■ Material for this task ■
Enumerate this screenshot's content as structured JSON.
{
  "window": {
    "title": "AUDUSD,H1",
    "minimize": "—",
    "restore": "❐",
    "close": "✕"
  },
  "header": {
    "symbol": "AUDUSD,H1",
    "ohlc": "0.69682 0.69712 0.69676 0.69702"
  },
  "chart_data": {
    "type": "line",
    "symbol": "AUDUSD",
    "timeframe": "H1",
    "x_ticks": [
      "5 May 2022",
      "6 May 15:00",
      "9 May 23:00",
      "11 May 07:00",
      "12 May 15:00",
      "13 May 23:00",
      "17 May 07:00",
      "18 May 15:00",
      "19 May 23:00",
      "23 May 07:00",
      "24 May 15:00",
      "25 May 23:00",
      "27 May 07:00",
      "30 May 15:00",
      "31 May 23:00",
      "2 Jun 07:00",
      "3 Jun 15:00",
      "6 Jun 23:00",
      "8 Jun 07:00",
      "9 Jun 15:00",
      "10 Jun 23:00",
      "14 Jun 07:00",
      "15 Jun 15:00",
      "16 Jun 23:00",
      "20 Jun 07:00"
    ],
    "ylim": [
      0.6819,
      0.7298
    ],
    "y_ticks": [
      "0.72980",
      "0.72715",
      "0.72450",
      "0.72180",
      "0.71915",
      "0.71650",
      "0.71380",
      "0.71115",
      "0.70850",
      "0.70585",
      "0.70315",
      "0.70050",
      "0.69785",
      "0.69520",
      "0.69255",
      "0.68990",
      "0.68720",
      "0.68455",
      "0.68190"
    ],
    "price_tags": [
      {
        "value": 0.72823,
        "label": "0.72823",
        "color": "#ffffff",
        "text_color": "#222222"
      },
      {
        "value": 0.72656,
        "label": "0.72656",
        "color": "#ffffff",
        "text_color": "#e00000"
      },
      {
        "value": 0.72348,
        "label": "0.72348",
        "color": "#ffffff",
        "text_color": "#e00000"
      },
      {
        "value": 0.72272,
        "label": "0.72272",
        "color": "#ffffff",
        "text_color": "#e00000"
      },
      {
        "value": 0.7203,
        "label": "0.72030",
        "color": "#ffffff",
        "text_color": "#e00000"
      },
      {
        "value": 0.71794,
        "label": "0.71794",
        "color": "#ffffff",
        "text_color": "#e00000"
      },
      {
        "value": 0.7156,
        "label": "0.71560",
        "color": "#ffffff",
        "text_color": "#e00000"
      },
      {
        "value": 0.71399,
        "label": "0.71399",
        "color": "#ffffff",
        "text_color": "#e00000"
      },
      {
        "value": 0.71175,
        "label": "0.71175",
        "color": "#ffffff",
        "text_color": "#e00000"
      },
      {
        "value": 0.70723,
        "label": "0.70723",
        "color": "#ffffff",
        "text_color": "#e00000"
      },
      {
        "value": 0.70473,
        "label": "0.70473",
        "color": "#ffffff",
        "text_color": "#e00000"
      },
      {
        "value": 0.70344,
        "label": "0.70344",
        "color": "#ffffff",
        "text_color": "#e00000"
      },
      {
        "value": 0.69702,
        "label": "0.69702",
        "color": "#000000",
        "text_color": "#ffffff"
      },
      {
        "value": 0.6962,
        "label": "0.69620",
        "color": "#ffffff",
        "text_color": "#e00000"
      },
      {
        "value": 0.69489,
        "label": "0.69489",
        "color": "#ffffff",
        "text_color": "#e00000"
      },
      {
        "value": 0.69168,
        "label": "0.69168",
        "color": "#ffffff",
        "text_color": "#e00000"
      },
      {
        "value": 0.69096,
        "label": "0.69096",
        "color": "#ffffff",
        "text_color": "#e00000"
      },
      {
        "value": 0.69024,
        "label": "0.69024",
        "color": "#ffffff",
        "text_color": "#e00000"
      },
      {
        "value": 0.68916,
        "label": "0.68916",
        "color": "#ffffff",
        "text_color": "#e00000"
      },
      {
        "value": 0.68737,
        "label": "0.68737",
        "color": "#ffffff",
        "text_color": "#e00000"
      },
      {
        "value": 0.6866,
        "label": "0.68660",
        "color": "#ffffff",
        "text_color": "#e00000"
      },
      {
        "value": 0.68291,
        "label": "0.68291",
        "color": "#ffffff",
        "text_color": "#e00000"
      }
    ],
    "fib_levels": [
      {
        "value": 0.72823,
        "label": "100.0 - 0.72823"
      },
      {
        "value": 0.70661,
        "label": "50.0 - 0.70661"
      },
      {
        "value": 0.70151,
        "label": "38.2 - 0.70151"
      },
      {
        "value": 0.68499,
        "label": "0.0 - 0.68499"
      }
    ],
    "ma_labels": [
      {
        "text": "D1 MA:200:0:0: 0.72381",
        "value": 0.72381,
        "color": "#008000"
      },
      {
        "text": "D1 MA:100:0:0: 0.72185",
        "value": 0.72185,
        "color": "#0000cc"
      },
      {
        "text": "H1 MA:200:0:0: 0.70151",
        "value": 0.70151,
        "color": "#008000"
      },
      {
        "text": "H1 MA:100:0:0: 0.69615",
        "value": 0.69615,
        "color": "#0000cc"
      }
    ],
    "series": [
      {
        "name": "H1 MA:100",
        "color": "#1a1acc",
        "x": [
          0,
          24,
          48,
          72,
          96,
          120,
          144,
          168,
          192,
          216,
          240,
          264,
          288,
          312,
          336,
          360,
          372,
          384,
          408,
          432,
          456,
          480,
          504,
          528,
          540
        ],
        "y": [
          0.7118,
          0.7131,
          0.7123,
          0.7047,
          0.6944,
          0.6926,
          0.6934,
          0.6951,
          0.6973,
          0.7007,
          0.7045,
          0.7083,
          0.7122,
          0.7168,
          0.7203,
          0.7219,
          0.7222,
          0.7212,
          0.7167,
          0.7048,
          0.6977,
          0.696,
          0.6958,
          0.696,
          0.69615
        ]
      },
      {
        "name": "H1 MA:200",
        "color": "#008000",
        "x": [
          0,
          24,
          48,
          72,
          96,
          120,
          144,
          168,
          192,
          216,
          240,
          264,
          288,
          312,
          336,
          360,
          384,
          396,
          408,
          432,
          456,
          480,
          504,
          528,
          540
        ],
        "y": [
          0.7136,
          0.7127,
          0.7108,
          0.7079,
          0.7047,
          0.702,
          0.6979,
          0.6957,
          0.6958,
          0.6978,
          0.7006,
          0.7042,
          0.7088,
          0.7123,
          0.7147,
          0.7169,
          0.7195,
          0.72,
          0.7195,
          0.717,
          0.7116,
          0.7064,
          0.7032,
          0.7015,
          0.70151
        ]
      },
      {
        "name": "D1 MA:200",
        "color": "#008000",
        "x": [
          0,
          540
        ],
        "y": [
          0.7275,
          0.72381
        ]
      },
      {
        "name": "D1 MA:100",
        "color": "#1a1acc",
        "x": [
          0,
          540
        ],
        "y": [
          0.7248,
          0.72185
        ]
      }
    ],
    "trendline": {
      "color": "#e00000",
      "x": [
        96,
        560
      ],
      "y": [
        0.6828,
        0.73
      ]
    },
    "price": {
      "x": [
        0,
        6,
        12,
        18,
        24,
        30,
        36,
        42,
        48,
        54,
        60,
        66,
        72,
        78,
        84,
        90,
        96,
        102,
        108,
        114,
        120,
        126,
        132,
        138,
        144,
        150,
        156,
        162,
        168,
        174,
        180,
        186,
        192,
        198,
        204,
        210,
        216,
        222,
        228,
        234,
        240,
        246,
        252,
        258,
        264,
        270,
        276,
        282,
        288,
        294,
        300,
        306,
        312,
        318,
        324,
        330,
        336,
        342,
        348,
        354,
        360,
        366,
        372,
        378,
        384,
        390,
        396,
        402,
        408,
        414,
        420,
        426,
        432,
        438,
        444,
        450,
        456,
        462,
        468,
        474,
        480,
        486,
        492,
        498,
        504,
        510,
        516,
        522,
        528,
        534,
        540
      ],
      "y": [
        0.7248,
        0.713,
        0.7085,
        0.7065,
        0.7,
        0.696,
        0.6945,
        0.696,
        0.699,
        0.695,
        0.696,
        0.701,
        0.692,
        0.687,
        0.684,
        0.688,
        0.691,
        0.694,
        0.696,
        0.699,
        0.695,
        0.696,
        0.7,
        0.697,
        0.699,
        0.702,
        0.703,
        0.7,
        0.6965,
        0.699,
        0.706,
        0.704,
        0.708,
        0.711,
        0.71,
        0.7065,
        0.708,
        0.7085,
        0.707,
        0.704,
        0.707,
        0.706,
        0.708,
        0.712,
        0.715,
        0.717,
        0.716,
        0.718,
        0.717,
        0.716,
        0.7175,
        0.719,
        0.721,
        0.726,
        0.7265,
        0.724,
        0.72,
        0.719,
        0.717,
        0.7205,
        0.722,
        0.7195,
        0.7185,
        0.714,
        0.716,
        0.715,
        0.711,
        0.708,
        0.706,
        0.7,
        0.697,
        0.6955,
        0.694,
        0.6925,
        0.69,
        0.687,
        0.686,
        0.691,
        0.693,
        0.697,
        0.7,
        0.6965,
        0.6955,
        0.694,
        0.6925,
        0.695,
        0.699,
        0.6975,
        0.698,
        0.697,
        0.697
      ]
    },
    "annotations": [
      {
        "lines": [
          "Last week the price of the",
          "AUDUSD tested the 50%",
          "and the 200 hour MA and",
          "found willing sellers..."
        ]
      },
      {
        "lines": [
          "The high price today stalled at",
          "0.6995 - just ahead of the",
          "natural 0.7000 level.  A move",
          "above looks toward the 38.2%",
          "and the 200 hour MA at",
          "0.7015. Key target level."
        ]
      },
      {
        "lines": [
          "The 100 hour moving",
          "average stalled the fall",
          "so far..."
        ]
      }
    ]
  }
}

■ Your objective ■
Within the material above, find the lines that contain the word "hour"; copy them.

■ Written solution ■
          "and the 200 hour MA and",
          "and the 200 hour MA at",
          "The 100 hour moving",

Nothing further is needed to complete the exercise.